Mendel Named MVP as Hoosac Girls Top Longmeadow
SPRINGFIELD, Mass. -- On a night when Hoosac Valley's press was less than fully effective and its 3-point shooting was not working, Alie Mendel definitely was.
Mendel scored a game-high 21 points -- including 13 in a decisive third quarter -- as the Hoosac Valley girls defeated Longmeadow, 65-54, in the Spalding Hoophall Classic at Springfield College.
The Hurricanes had a 37-28 lead at half-time but pushed the margin to 18 points in the third with Mendel scoring most of their 21 points in the quarter.
"She definitely took control as far as going to the basket," Hoosac Valley coach Ron Wojcik said. "It's one of her strengths, and we try to get her going to the hole with different sets in our offense and off the break.
"She did a great job taking the ball to the basket. She's got great body control, and, physically gets hit and can get the and-one, too.

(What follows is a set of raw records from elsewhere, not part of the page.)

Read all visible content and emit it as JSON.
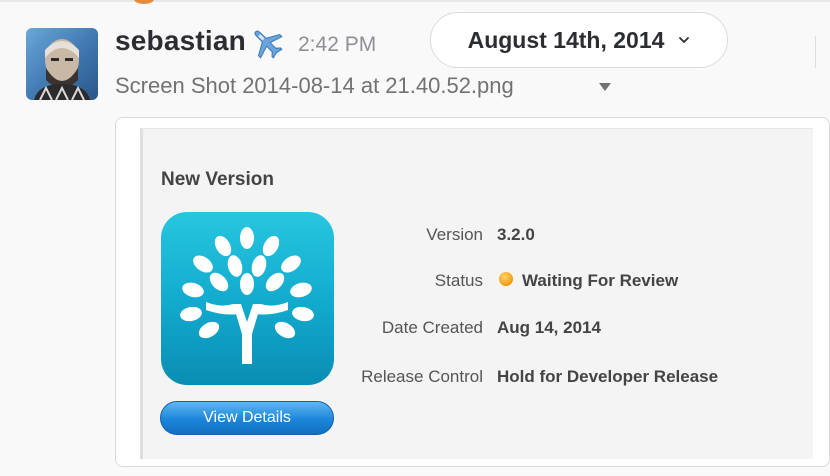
{
  "message": {
    "sender": "sebastian",
    "sender_icon": "airplane-icon",
    "time": "2:42 PM",
    "date_divider": "August 14th, 2014",
    "filename": "Screen Shot 2014-08-14 at 21.40.52.png"
  },
  "screenshot": {
    "title": "New Version",
    "button_label": "View Details",
    "fields": [
      {
        "label": "Version",
        "value": "3.2.0"
      },
      {
        "label": "Status",
        "value": "Waiting For Review"
      },
      {
        "label": "Date Created",
        "value": "Aug 14, 2014"
      },
      {
        "label": "Release Control",
        "value": "Hold for Developer Release"
      }
    ]
  },
  "colors": {
    "accent_blue": "#1c85d9",
    "app_icon_teal": "#11a9cc",
    "status_orange": "#f5a21a"
  }
}
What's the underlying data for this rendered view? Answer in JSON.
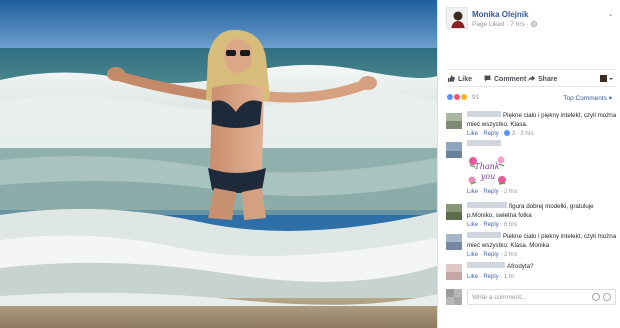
{
  "post": {
    "author": "Monika Olejnik",
    "meta_text": "Page Liked · 7 hrs ·",
    "chevron_icon": "chevron-down-icon",
    "globe_icon": "globe-icon"
  },
  "actions": {
    "like": "Like",
    "comment": "Comment",
    "share": "Share"
  },
  "reactions": {
    "count": "91",
    "sort_label": "Top Comments ▾",
    "types": [
      "like",
      "love",
      "wow"
    ],
    "colors": {
      "like": "#5890ff",
      "love": "#f25268",
      "wow": "#f7b125"
    }
  },
  "comments": [
    {
      "text": "Piękne ciało i piękny intelekt, czyli można mieć wszystko. Klasa.",
      "actions": {
        "like": "Like",
        "reply": "Reply",
        "reactions": "3",
        "time": "3 hrs"
      }
    },
    {
      "text": "",
      "sticker_text": "Thank you",
      "actions": {
        "like": "Like",
        "reply": "Reply",
        "time": "2 hrs"
      }
    },
    {
      "text": "figura dobrej modelki, gratuluje p.Moniko, swietna fotka",
      "actions": {
        "like": "Like",
        "reply": "Reply",
        "time": "6 hrs"
      }
    },
    {
      "text": "Piekne ciało i piekny intelekt, czyli można mieć wszystko. Klasa. Monika",
      "actions": {
        "like": "Like",
        "reply": "Reply",
        "time": "2 hrs"
      }
    },
    {
      "text": "Afrodyta?",
      "actions": {
        "like": "Like",
        "reply": "Reply",
        "time": "1 hr"
      }
    }
  ],
  "composer": {
    "placeholder": "Write a comment..."
  },
  "colors": {
    "link": "#365899",
    "action_link": "#4267b2",
    "meta": "#90949c"
  }
}
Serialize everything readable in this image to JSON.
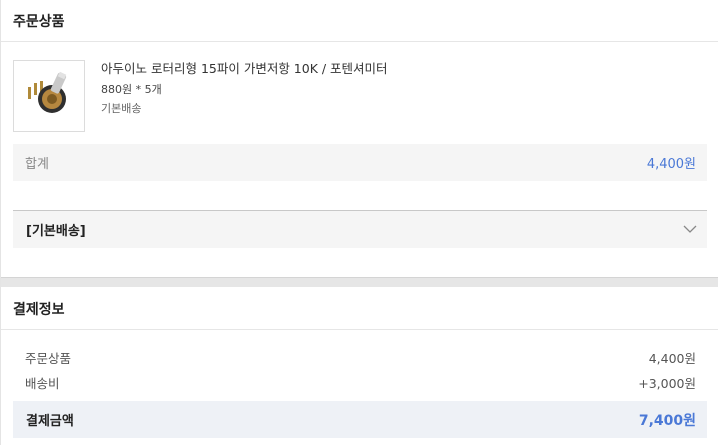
{
  "order": {
    "title": "주문상품",
    "product": {
      "name": "아두이노 로터리형 15파이 가변저항 10K / 포텐셔미터",
      "qty": "880원 * 5개",
      "shipping": "기본배송"
    },
    "total_label": "합계",
    "total_value": "4,400원",
    "shipping_group": "[기본배송]"
  },
  "payment": {
    "title": "결제정보",
    "rows": [
      {
        "label": "주문상품",
        "value": "4,400원"
      },
      {
        "label": "배송비",
        "value": "+3,000원"
      }
    ],
    "total_label": "결제금액",
    "total_value": "7,400원"
  },
  "colors": {
    "accent": "#4a78d6"
  }
}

She has good touch off the board."
Mendel gave a big part of the credit to her teammates.
"Driving was definitely working, and my teammates found me open a lot on the wings, especially our point guards," Mendel said.
Mendel had three assists herself, and Riley Robinson and Skylar Case each had a pair of assists.
Case scored 12, and Lexi Mercier scored 10. Just three of Mercier's points came from behind the 3-point arc; as a team, the Hurricanes shot just 6-for-28 (21.4 percent) from 3-point range.
It was Hoosac Valley's third independent game win against a team from a higher classification. Earlier this winter, the Hurricanes (9-0) knocked off Central Mass Division 2's Auburn and Western Mass D1's Minnechaug.
D2 Longmeadow did not make it easy.
It was a one-point game late in the first quarter, before Hoosac Valley used a 5-0 spurt to get some separation. First Kayla Garabedian knocked down a shot, then Riley Robinson got a steal at one end of the court and set up Mercier for a conventional three-point play at the other end to make it 20-14.
Early in the second, Case hit a 3 and set up a Mendel 3 on back-to-back possessions to get te lead to double digits, 26-15.
Longmeadow pulled back within six in the final minute of the half, but Case hit her second 3 of the game from the left wing to send Hoosac Valley to the locker room with a nine-point lead.
The Lancers were able to stay close largely because of pivot Jordyn Shubrick, who had 11 points and 10 rebounds in the first half.
She finished with 19 points and 14 rebounds, and Hoosac, which was outrebounded 29-22 in the first half, ended the game trailing just 51-42 in that department.
"We did do a little bit better [in the second half]," Wojcik said. "We've got to scrap for everything because we just don't have that big person inside.
"We send four to the glass [on offense]. That is part of our game. We try to play fast and send four to the glass, figuring we may get some extra shots out of it. ... It's part of our game -- besides turnovers and 3s and whatnot, we really focus every day in practice on sending four girls to the glass and trying to get an O-board on the miss."
In the fourth quarter, the Hurricanes extended their lead to 63-42 before Longmeadow started to fight back into it, using its press to turn the tables and turn the ball over against a Hoosac Valley team known for its full-court pressure.
"It definitely helps us in terms of getting us ready, especially for tournament time," Case said of facing the press, something Hoosac Valley also overcame against Minnechaug. "Teams are going to press. They're going to be better teams down the road.
"It helps our players focus, have confidence, take care of the ball. Especially with a lot of our underclassmen -- it helps them realize, 'I'm being pressed. I need to take care of the ball.' "
Longmeadow got within 13 with 1 minute, 40 seconds left on the clock, but the Hurricanes allowed just two more points -- on a pair of free throws -- the rest of the way.
Robinson said the 'Canes kept one another calm and did not let the lead slip down to single digits.
"We kept on talking to each other," Robinson said. "At one point, we got on the foul line, and we just calmed each other down. We said, 'Hey, we all know what we're doing.' We all just support each other. We didn't get mad at each other. And we ended up taking care of the ball and not rushing things."
Hoosac Valley is home on Wednesday against Wahconah before hosting its Coaches vs. Cancer event on Saturday. Five other Berkshire County teams will take on non-county foes in a six-game fund-raiser for the American Cancer Society that gets under way at 11 a.m. with Lee against Mount Anthony.